Epel, D, Cole B, Hamdoun A, Thurber RV.  2006.  The sea urchin embryo as a model for studying efflux transporters: Roles and energy cost. Marine Environmental Research. 62:S1-S4.   10.1016/j.marenvres.2006.04.062   AbstractWebsite

We describe the use of the sea urchin as a model for studying efflux transporters and estimating energy cost for the cytotoxin protective system provided by these transporters. The unfertilized egg has low transport activity, which increases to a new steady state shortly after fertilization. Activity results from p-glycoprotein (p-gp) and MRP type transporters which protect the embryo from cytotoxic drugs that can disrupt cell division or induce apoptosis. The energy cost is estimated from a novel use of calcein-AM as a substrate; keeping 0.25 mu M substrate levels out of the cell utilizes only 0.023% of steady state respiration. (c) 2006 Elsevier Ltd. All rights reserved.

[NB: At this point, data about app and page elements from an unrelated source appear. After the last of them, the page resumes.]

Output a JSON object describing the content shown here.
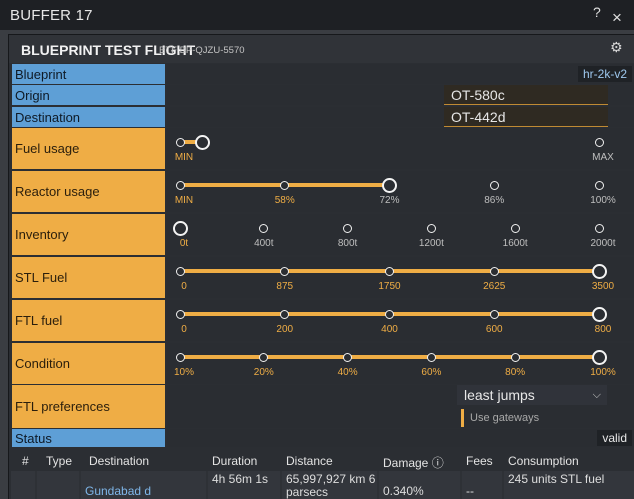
{
  "window": {
    "title": "BUFFER 17",
    "help_glyph": "?",
    "close_glyph": "×"
  },
  "panel": {
    "title": "BLUEPRINT TEST FLIGHT",
    "subtitle": "BTF BP-QJZU-5570",
    "gear_glyph": "⚙"
  },
  "blueprint": {
    "label": "Blueprint",
    "value": "hr-2k-v2"
  },
  "origin": {
    "label": "Origin",
    "value": "OT-580c"
  },
  "destination": {
    "label": "Destination",
    "value": "OT-442d"
  },
  "sliders": [
    {
      "label": "Fuel usage",
      "ticks": [
        "MIN",
        "",
        "",
        "",
        "MAX"
      ],
      "tick_state": [
        "on",
        "off",
        "off",
        "off",
        "off"
      ],
      "selected_index": 0,
      "fill_fraction": 0.05,
      "variant": "fuel",
      "ticks_show": [
        0,
        4
      ]
    },
    {
      "label": "Reactor usage",
      "ticks": [
        "MIN",
        "58%",
        "72%",
        "86%",
        "100%"
      ],
      "tick_state": [
        "on",
        "on",
        "off",
        "off",
        "off"
      ],
      "selected_index": 2,
      "fill_fraction": 0.5
    },
    {
      "label": "Inventory",
      "ticks": [
        "0t",
        "400t",
        "800t",
        "1200t",
        "1600t",
        "2000t"
      ],
      "tick_state": [
        "on",
        "off",
        "off",
        "off",
        "off",
        "off"
      ],
      "selected_index": 0,
      "fill_fraction": 0
    },
    {
      "label": "STL Fuel",
      "ticks": [
        "0",
        "875",
        "1750",
        "2625",
        "3500"
      ],
      "tick_state": [
        "on",
        "on",
        "on",
        "on",
        "on"
      ],
      "selected_index": 4,
      "fill_fraction": 1
    },
    {
      "label": "FTL fuel",
      "ticks": [
        "0",
        "200",
        "400",
        "600",
        "800"
      ],
      "tick_state": [
        "on",
        "on",
        "on",
        "on",
        "on"
      ],
      "selected_index": 4,
      "fill_fraction": 1
    },
    {
      "label": "Condition",
      "ticks": [
        "10%",
        "20%",
        "40%",
        "60%",
        "80%",
        "100%"
      ],
      "tick_state": [
        "on",
        "on",
        "on",
        "on",
        "on",
        "on"
      ],
      "selected_index": 5,
      "fill_fraction": 1
    }
  ],
  "ftl_preferences": {
    "label": "FTL preferences",
    "select_value": "least jumps",
    "checkbox_label": "Use gateways",
    "checked": false
  },
  "status": {
    "label": "Status",
    "value": "valid"
  },
  "table": {
    "columns": [
      "#",
      "Type",
      "Destination",
      "Duration",
      "Distance",
      "Damage ⓘ",
      "Fees",
      "Consumption"
    ],
    "rows": [
      {
        "num": "",
        "type": "",
        "destination": "Gundabad d",
        "duration": "4h 56m 1s",
        "distance": "65,997,927 km 6 parsecs",
        "damage": "0.340%",
        "fees": "--",
        "consumption": "245 units STL fuel"
      }
    ]
  },
  "colors": {
    "accent": "#efad45",
    "label_blue": "#5e9fd6",
    "link": "#7fb7ea",
    "background": "#2b2e33"
  }
}
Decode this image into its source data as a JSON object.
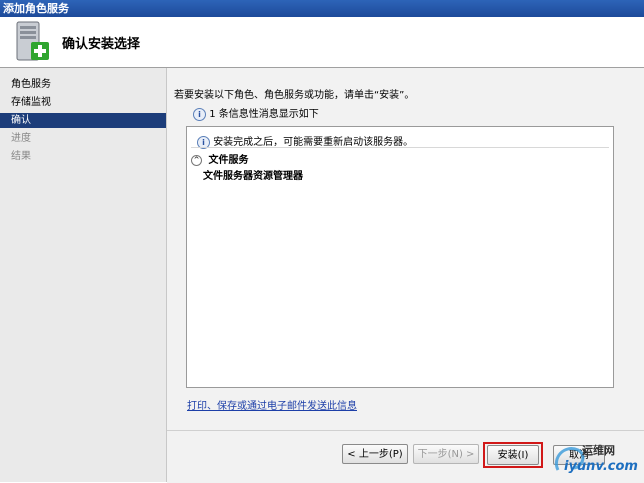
{
  "window": {
    "title": "添加角色服务"
  },
  "header": {
    "heading": "确认安装选择"
  },
  "sidebar": {
    "items": [
      {
        "label": "角色服务",
        "state": "normal"
      },
      {
        "label": "存储监视",
        "state": "normal"
      },
      {
        "label": "确认",
        "state": "active"
      },
      {
        "label": "进度",
        "state": "disabled"
      },
      {
        "label": "结果",
        "state": "disabled"
      }
    ]
  },
  "main": {
    "intro": "若要安装以下角色、角色服务或功能，请单击“安装”。",
    "info_message": "1 条信息性消息显示如下",
    "results": {
      "restart_notice": "安装完成之后，可能需要重新启动该服务器。",
      "role": "文件服务",
      "role_service": "文件服务器资源管理器"
    },
    "link": "打印、保存或通过电子邮件发送此信息"
  },
  "buttons": {
    "previous": "< 上一步(P)",
    "next": "下一步(N) >",
    "install": "安装(I)",
    "cancel": "取消"
  },
  "watermark": {
    "line1": "运维网",
    "line2": "iyunv.com"
  },
  "colors": {
    "titlebar": "#2d64b8",
    "sidebar_active": "#1c3d7a",
    "highlight": "#d11818",
    "link": "#1d3fa8"
  }
}
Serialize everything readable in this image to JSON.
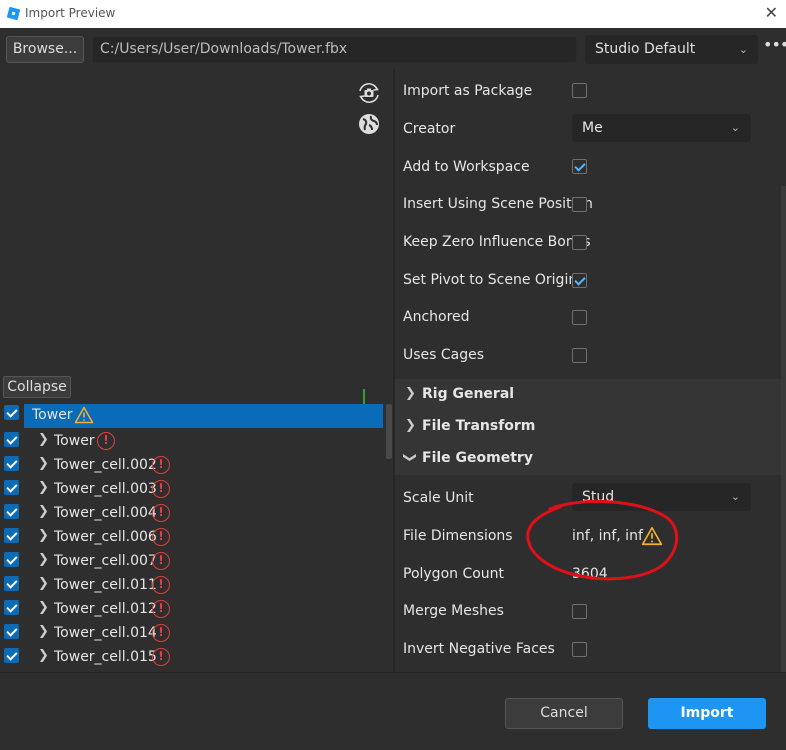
{
  "window": {
    "title": "Import Preview",
    "close_glyph": "✕",
    "logo_color": "#1d95f3"
  },
  "toolbar": {
    "browse_label": "Browse...",
    "file_path": "C:/Users/User/Downloads/Tower.fbx",
    "preset_value": "Studio Default",
    "more_glyph": "•••"
  },
  "viewport": {
    "icons": [
      "rotate-camera-icon",
      "globe-icon",
      "axes-gizmo-icon"
    ]
  },
  "tree": {
    "collapse_label": "Collapse",
    "items": [
      {
        "label": "Tower",
        "checked": true,
        "selected": true,
        "status": "warning",
        "expandable": false
      },
      {
        "label": "Tower",
        "checked": true,
        "selected": false,
        "status": "error",
        "expandable": true
      },
      {
        "label": "Tower_cell.002",
        "checked": true,
        "status": "error",
        "expandable": true
      },
      {
        "label": "Tower_cell.003",
        "checked": true,
        "status": "error",
        "expandable": true
      },
      {
        "label": "Tower_cell.004",
        "checked": true,
        "status": "error",
        "expandable": true
      },
      {
        "label": "Tower_cell.006",
        "checked": true,
        "status": "error",
        "expandable": true
      },
      {
        "label": "Tower_cell.007",
        "checked": true,
        "status": "error",
        "expandable": true
      },
      {
        "label": "Tower_cell.011",
        "checked": true,
        "status": "error",
        "expandable": true
      },
      {
        "label": "Tower_cell.012",
        "checked": true,
        "status": "error",
        "expandable": true
      },
      {
        "label": "Tower_cell.014",
        "checked": true,
        "status": "error",
        "expandable": true
      },
      {
        "label": "Tower_cell.015",
        "checked": true,
        "status": "error",
        "expandable": true
      }
    ],
    "error_glyph": "!"
  },
  "properties": {
    "import_as_package": {
      "label": "Import as Package",
      "checked": false
    },
    "creator": {
      "label": "Creator",
      "value": "Me"
    },
    "add_to_workspace": {
      "label": "Add to Workspace",
      "checked": true
    },
    "insert_using_scene_position": {
      "label": "Insert Using Scene Position",
      "checked": false
    },
    "keep_zero_influence_bones": {
      "label": "Keep Zero Influence Bones",
      "checked": false
    },
    "set_pivot_to_scene_origin": {
      "label": "Set Pivot to Scene Origin",
      "checked": true
    },
    "anchored": {
      "label": "Anchored",
      "checked": false
    },
    "uses_cages": {
      "label": "Uses Cages",
      "checked": false
    },
    "sections": {
      "rig_general": "Rig General",
      "file_transform": "File Transform",
      "file_geometry": "File Geometry"
    },
    "scale_unit": {
      "label": "Scale Unit",
      "value": "Stud"
    },
    "file_dimensions": {
      "label": "File Dimensions",
      "value": "inf, inf, inf"
    },
    "polygon_count": {
      "label": "Polygon Count",
      "value": "3604"
    },
    "merge_meshes": {
      "label": "Merge Meshes",
      "checked": false
    },
    "invert_negative_faces": {
      "label": "Invert Negative Faces",
      "checked": false
    }
  },
  "footer": {
    "cancel_label": "Cancel",
    "import_label": "Import"
  },
  "colors": {
    "accent": "#1d95f3",
    "selected_row": "#0a6bb8",
    "error": "#e0413b",
    "warning": "#f2b134",
    "annotation": "#e0101a"
  }
}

Barron, ME, Thies AB, Espinoza JA, Barott KL, Hamdoun A, Tresguerres M.  2018.  A vesicular Na+/Ca2+ exchanger in coral calcifying cells. PLOS ONE. 13: Public Library of Science   10.1371/journal.pone.0205367   Abstract

The calcium carbonate skeletons of corals provide the underlying structure of coral reefs; however, the cellular mechanisms responsible for coral calcification remain poorly understood. In osteoblasts from vertebrate animals, a Na+/Ca2+ exchanger (NCX) present in the plasma membrane transports Ca2+ to the site of bone formation. The aims of this study were to establish whether NCX exists in corals and its localization within coral cells, which are essential first steps to investigate its potential involvement in calcification. Data mining identified genes encoding for NCX proteins in multiple coral species, a subset of which were more closely related to NCXs from vertebrates (NCXA). We cloned NCXA from Acropora yongei (AyNCXA), which, unexpectedly, contained a peptide signal that targets proteins to vesicles from the secretory pathway. AyNCXA subcellular localization was confirmed by heterologous expression of fluorescently tagged AyNCXA protein in sea urchin embryos, which localized together with known markers of intracellular vesicles. Finally, immunolabeling of coral tissues with specific antibodies revealed AyNCXA was present throughout coral tissue. AyNCXA was especially abundant in calcifying cells, where it exhibited a subcellular localization pattern consistent with intracellular vesicles. Altogether, our results demonstrate AyNCXA is present in vesicles in coral calcifying cells, where potential functions include intracellular Ca2+ homeostasis and Ca2+ transport to the growing skeleton as part of an intracellular calcification mechanism.